What is the Lottery?

The lottery is a popular form of gambling in which numbers are drawn for prizes. Its popularity stems from the fact that it is a low-risk activity with a potential reward of millions of dollars. While people are aware of the odds that they will win, many do not consider the possibility that they might lose as much or more than they spend on a ticket. In addition, the popularity of lottery games is driven by super-sized jackpots which attract attention from news media and increase sales.

Lotteries have a long history in the West. The casting of lots to determine fates or make decisions has a biblical precedent, and in the 16th century Louis XIV held a lottery to distribute public funds for repairs to the palace. The modern state lottery, on the other hand, has a shorter history but has become one of the world’s most widely used government-sponsored activities.

A central feature of all lotteries is a mechanism for recording the identities and amounts staked by bettors. This may take the form of a numbered receipt that is deposited with the lottery organization for shuffling and reshuffling and selection in the drawing, or it may be a computer system that records the bettors’ digits. The bettor may also write his name or other symbol on the ticket to indicate his desire to be included in the drawing.

Because lotteries are a business, their promoters and sales agents seek to maximize profits by selling tickets to the maximum number of participants. They advertise on radio and television and print brochures. They also have to contend with a variety of laws that regulate the operation of lotteries. These laws include stipulations on how large prizes can be and how often they must be awarded. They must also disclose to bettors the chances of winning a prize and any other material information.

Some governments prohibit or limit the sale of lottery tickets or restrict their use for certain purposes, such as to finance military expenditures or religious observances. Others endorse and encourage them, using them to raise money for public projects. In colonial America, lotteries raised funds to build roads, libraries, churches, canals, colleges, universities, and bridges, as well as for military efforts against the French and Indians.

Lotteries are a popular source of state revenue, and politicians look at them as a painless way to levy taxes. But the way that states promote these games can have serious ramifications for poor people and problem gamblers. And even if the revenues are sufficient, do they merit the costs of promoting gambling?

Lottery players as a group tend to be lower-income than the general population and are disproportionately less educated. They are also more likely to be male and nonwhite.

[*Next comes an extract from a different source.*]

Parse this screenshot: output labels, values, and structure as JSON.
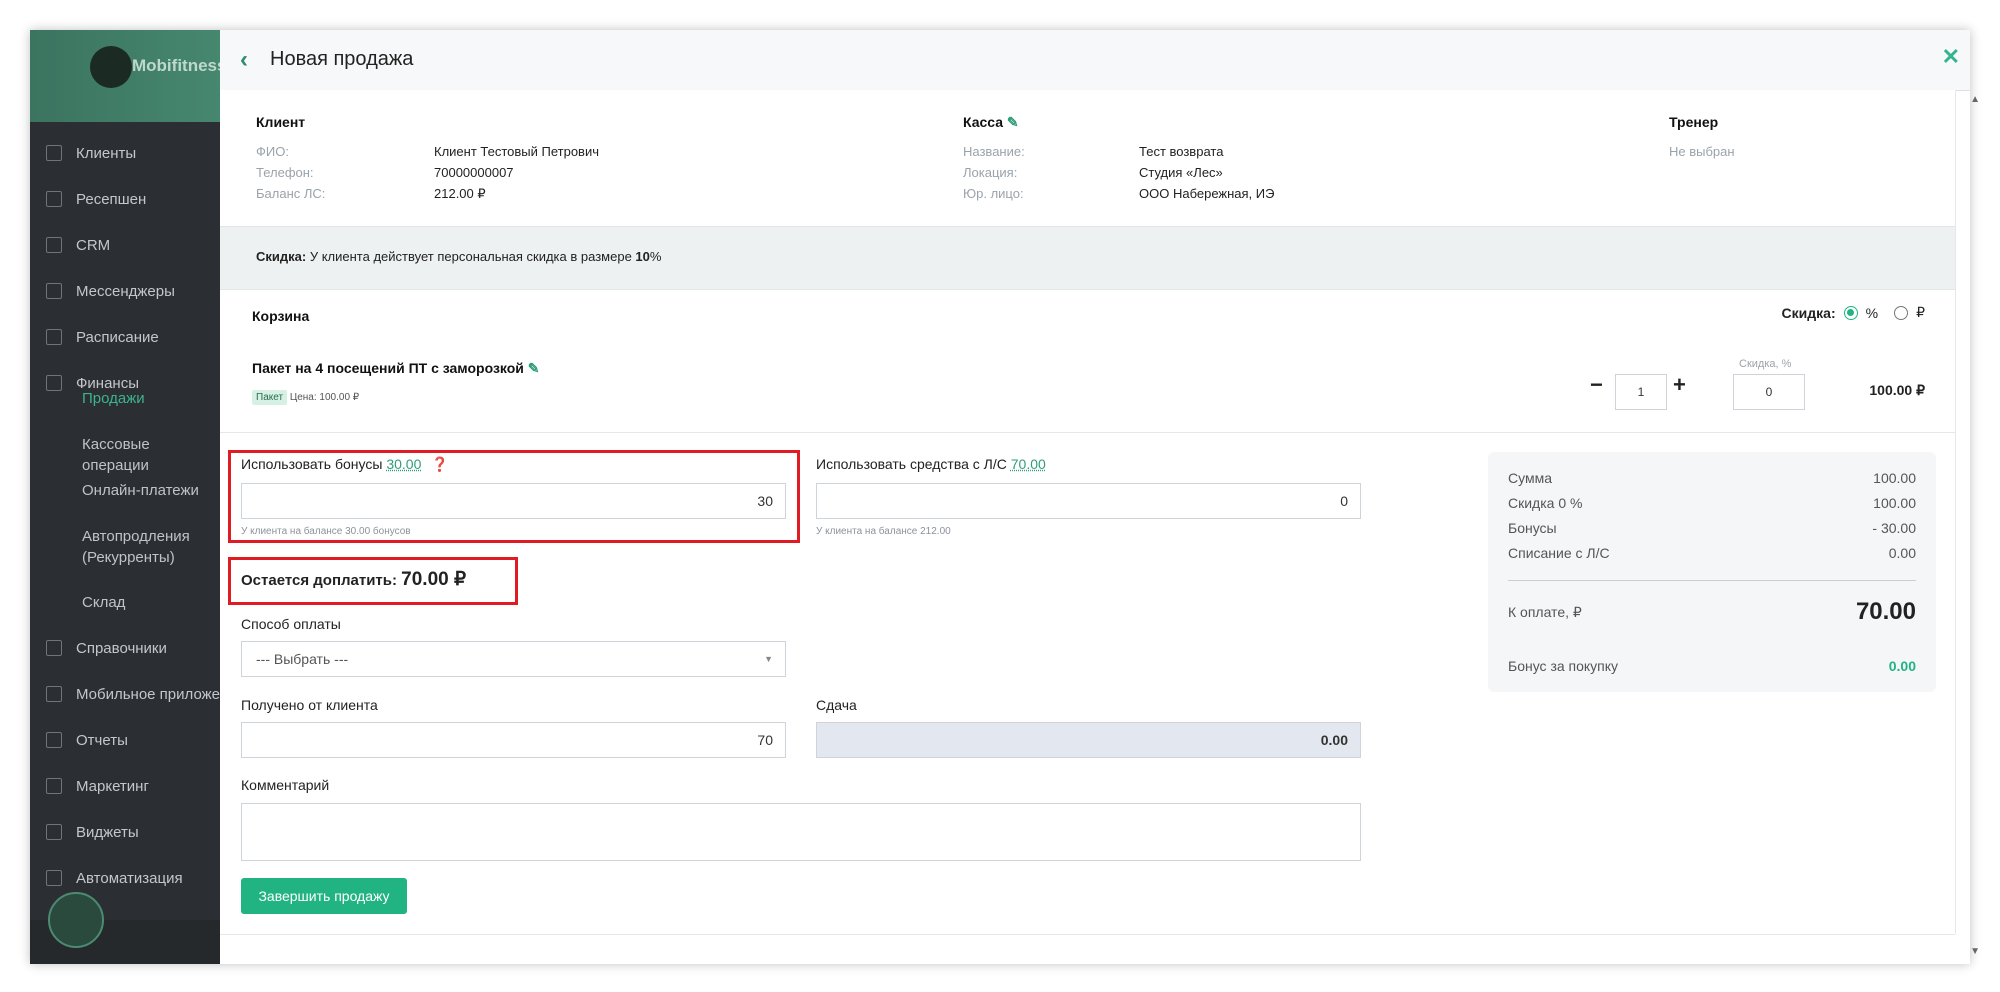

Moreover, playing the lottery can lead to costly addictions. These factors make it unwise for states to endorse and promote them. Instead, they should focus on policies that support sound fiscal management and the economic empowerment of all people.